Two endorsements in the RNC Chairman race. Bill Bennett endorsed Michael Steele while Steve Forbes endorsed Ken Blackwell. The Bennett endorsement means squat. Bennett doesn’t command a large national movement, but is a lesser version of Michael Medved and occasional talk show guest. Steve Forbes has money and ran for President in a campaign that Blackwell played a key role in in 2000.

Let’s remember this. This will not be put to an online poll. Nor will anyone else be asked other than the members of the RNC regarding the fate of the candidates. Celebrity endorsements will mean squat. In both letters, no real appeal is made. I think supporters of Blackwell and Steele may be in for a shock when we get around to voting.


Seperating fact from gripe with Saul Anuzis is kind of hard. The fact is that a lot of the home folks in Michigan are ticked off with him. A disgruntled Senate candidate send out a letter to RNC members dishing on Anuzis. When you cut through all the gossip, you’re left with some basic salient facts:

1) Since Saul Anuzis became Chairman, Michigan Republicans have lost 17 Republican-held State House seats, two incumbent Republican members of Congress, four Republican held University board seats, numerous open seats, and an incumbent Chief Justice of the Supreme Court. He has not won a single targeted race since becoming Chairman.

So why the heck is being considered for Chairman again? Even his much touted social networking and online skills are being attacked. While the person raising the argument  (Hat Tip: Townhall.) is biased (a big time booster for Mike Duncan) there’s some truth in it. I’ve got to tell you: I’m not impressed that the Michigan GOP has a You Tube channel with 3 videos all of which are about a year old. It’s a great idea to have a chairman from a traditionally Democratic State. It’s a terrible idea to have a chairman who pretty much has failed as a State Chairman. Why are we going to give him an opportunity to screw up on the national level, too?

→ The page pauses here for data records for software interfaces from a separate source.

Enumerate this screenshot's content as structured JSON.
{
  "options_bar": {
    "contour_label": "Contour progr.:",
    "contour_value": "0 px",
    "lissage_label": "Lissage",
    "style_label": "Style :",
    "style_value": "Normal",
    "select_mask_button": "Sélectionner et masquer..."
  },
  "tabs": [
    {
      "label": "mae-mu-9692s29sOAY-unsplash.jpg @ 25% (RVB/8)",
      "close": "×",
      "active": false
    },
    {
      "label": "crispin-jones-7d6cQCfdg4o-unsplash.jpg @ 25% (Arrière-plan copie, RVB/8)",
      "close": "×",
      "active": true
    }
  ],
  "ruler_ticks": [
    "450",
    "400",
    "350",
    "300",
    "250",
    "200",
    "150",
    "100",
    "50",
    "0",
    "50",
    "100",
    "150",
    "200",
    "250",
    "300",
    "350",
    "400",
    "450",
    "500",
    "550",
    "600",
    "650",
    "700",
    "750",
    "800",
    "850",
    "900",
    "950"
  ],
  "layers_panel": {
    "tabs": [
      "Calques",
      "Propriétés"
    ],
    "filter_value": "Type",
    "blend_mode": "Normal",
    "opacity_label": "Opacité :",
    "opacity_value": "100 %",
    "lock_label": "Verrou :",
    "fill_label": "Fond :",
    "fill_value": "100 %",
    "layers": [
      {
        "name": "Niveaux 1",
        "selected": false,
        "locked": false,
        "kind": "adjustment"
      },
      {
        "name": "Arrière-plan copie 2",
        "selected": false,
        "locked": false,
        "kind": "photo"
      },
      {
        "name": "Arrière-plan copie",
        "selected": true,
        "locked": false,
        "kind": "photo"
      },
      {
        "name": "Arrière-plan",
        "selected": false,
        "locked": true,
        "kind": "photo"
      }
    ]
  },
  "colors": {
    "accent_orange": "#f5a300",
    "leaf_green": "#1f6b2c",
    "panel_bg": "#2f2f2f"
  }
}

Chip Saltsman is sending signals to anyone who might be hesitant to support him because of his work for Huckabee:

“[The Huckabee campaign] is part of my resume but it doesn’t define me politically,” Saltsman explained. “I’m not sure if you look at my history that you’d think I was a Huckabee guy. You could just as easily say I’m a Bob Corker guy, a Lamar Alexander guy or a Frist guy.”

He also noted his strong leadership against his political mentor Governor Don Sundquist on the state income tax issue shortly after becoming chair of the Tennessee Republican Party as evidence that he is a man willing to go against politicians he may be associated with.

Saltsman certainly made no apologies for his association with Huckabee and spoke with pride of his “13 months” on the campaign but he did make sure to put a bit of distance between himself and the Huckabee message. Saltsman made it plain that he was a straight politics guy in his role as campaign manager — a hired hand — not the idea man.

“Mike Huckabee was responsible for the issues in that campaign, not me,” Saltsman said.

The RNC definitely doesn’t want a Chairman whose goal is to promote a Presidential Candidate and I think people with that concern will find Saltsman’s re-assuring. Saltsman biggest challenge is that he’s not a member of the RNC.

Many consider that a key requirement and if that’s the case Katon Dawson, Mike Duncan, and Saul Anuzis have to be considered frontrunners, but I wouldn’t count out Saltsman entirely.